- [REQUIREMENT]: Look through the entries for the string "this" and copy every line where it shows up.

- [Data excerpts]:
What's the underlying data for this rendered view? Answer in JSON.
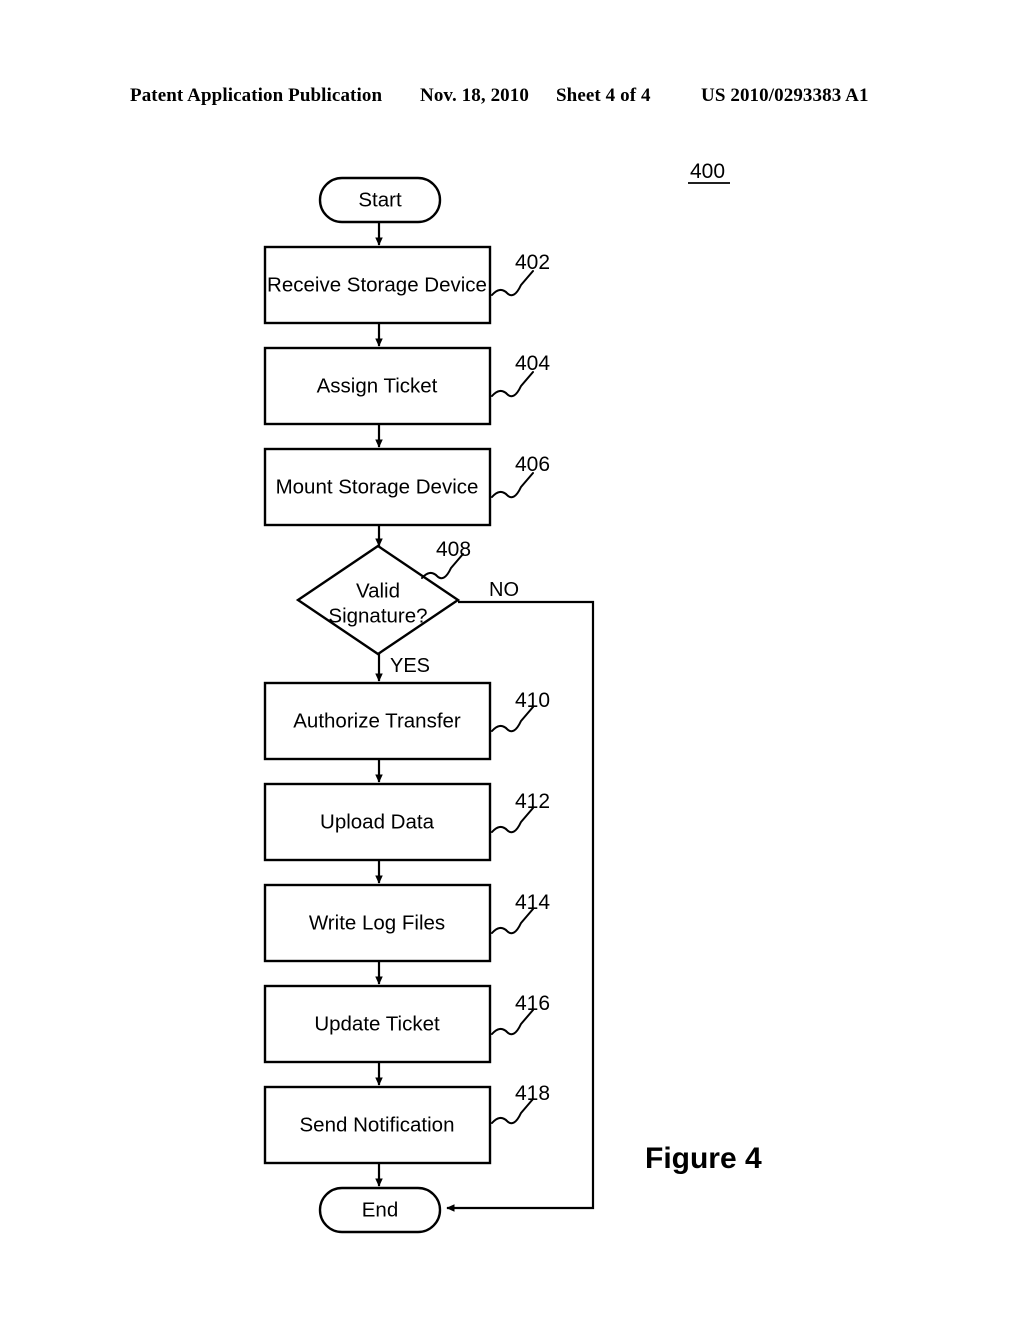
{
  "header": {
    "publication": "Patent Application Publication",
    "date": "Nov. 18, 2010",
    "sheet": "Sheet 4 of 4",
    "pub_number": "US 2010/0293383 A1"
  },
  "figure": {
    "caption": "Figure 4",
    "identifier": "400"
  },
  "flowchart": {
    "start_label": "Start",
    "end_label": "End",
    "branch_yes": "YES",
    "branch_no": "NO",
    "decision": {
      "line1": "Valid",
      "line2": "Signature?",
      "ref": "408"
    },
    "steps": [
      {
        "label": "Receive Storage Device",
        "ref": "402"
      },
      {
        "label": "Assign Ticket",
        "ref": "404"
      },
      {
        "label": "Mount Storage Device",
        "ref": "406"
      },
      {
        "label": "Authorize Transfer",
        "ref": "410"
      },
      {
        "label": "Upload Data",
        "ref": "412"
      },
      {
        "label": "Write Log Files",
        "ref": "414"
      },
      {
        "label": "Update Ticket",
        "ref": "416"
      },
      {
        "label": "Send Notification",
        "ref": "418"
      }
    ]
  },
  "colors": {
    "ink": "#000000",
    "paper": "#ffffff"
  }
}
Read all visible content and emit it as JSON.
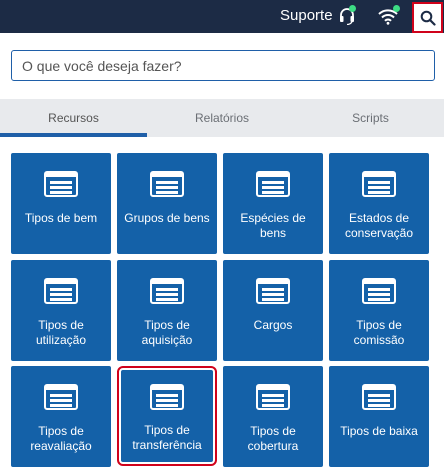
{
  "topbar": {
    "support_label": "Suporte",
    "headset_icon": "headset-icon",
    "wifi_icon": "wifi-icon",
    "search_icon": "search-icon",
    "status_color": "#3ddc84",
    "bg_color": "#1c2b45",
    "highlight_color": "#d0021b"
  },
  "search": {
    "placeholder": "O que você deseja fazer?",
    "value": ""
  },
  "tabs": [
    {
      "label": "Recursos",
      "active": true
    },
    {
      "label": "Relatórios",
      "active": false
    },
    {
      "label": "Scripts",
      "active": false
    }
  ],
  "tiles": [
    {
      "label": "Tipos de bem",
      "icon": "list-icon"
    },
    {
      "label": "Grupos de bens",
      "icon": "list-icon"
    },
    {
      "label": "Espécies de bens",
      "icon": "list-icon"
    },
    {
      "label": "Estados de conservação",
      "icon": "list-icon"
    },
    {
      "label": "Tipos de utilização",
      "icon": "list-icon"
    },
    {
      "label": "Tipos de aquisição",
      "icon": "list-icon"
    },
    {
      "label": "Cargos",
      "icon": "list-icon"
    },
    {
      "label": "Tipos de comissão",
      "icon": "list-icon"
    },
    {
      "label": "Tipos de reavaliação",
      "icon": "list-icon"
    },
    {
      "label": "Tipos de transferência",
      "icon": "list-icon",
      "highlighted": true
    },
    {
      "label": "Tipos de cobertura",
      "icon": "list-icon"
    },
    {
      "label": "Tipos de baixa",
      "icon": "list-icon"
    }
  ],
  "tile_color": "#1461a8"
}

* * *

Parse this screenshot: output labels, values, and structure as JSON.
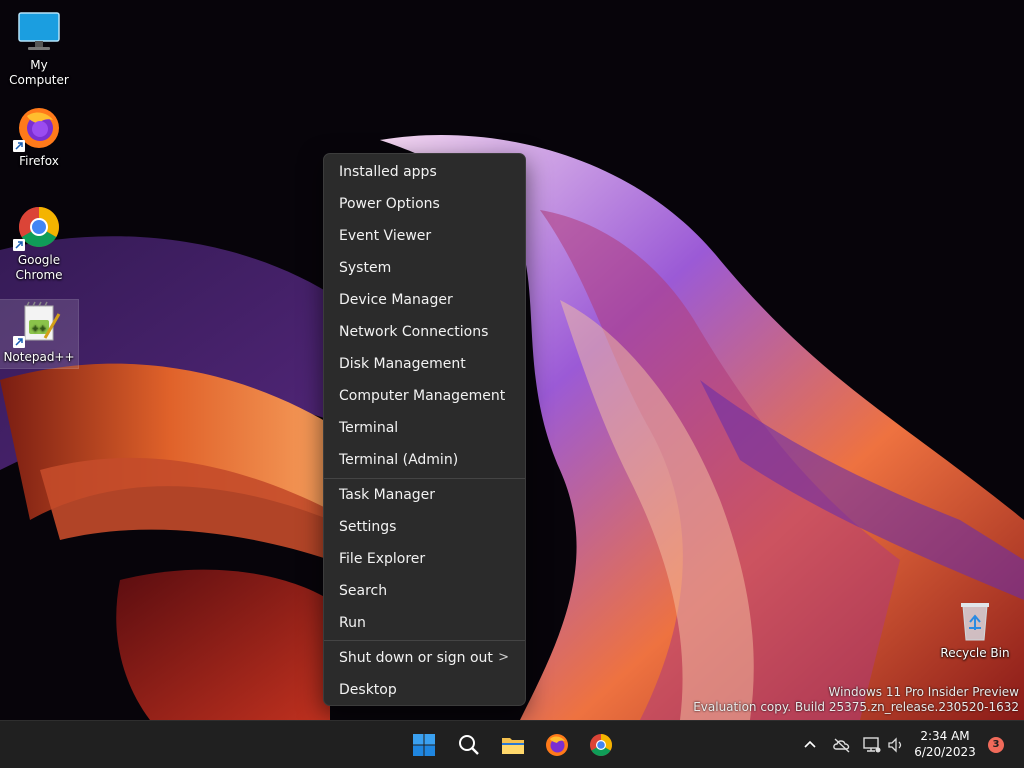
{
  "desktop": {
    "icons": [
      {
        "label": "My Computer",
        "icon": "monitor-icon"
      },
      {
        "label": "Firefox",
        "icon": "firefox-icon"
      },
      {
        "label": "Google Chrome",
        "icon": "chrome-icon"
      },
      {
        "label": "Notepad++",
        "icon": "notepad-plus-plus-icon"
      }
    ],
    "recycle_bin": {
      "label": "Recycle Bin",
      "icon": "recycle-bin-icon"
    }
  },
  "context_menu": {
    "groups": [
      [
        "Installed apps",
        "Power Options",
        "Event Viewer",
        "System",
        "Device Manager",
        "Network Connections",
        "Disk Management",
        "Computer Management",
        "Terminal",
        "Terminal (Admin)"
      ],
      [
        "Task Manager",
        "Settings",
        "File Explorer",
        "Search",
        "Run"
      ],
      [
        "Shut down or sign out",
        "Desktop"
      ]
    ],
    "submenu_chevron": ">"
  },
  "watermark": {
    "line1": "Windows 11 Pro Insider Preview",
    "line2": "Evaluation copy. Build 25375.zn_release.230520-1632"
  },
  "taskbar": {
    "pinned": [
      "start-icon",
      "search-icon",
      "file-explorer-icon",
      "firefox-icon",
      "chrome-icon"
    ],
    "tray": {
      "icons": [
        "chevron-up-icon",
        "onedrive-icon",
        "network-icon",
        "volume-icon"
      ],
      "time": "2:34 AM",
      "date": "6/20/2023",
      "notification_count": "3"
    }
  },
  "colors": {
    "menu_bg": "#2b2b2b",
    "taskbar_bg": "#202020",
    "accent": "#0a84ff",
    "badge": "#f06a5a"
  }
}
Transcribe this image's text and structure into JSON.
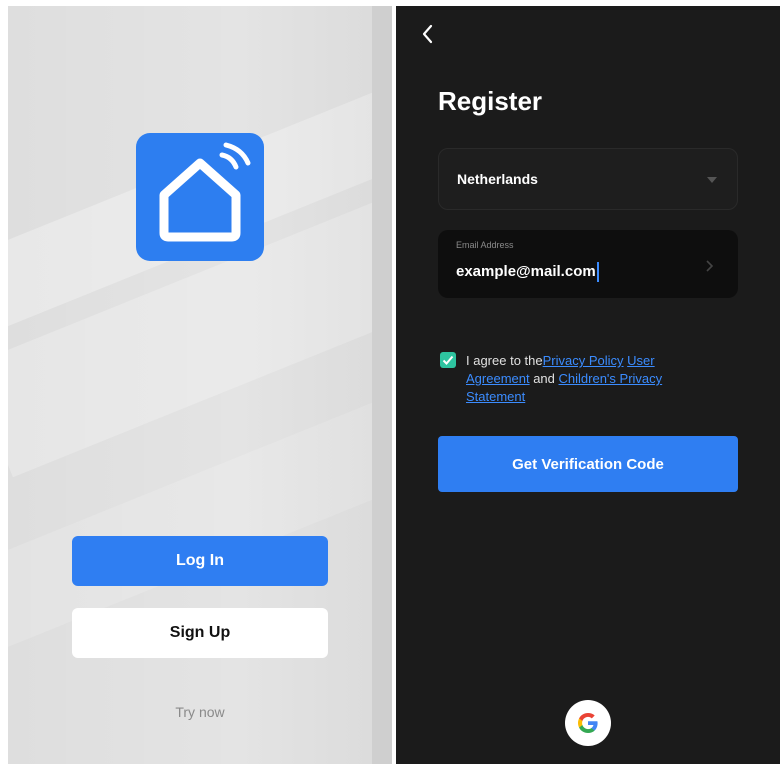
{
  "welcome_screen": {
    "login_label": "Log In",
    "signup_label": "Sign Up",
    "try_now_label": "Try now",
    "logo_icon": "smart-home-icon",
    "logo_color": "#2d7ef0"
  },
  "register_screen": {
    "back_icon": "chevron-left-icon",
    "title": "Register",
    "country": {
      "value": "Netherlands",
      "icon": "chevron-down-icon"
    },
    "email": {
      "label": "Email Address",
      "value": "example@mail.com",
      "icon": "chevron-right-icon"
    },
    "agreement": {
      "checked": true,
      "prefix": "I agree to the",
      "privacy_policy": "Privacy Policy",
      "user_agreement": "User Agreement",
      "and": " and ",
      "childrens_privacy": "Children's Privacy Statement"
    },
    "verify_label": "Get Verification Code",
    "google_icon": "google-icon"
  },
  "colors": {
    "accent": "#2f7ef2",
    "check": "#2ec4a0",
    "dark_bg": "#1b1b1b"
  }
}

- [ANSWER TO THE EXERCISE]:
What's the underlying data for this rendered view? Answer in JSON.
Parse this screenshot: output labels, values, and structure as JSON.
Transcribe this image's text and structure into JSON.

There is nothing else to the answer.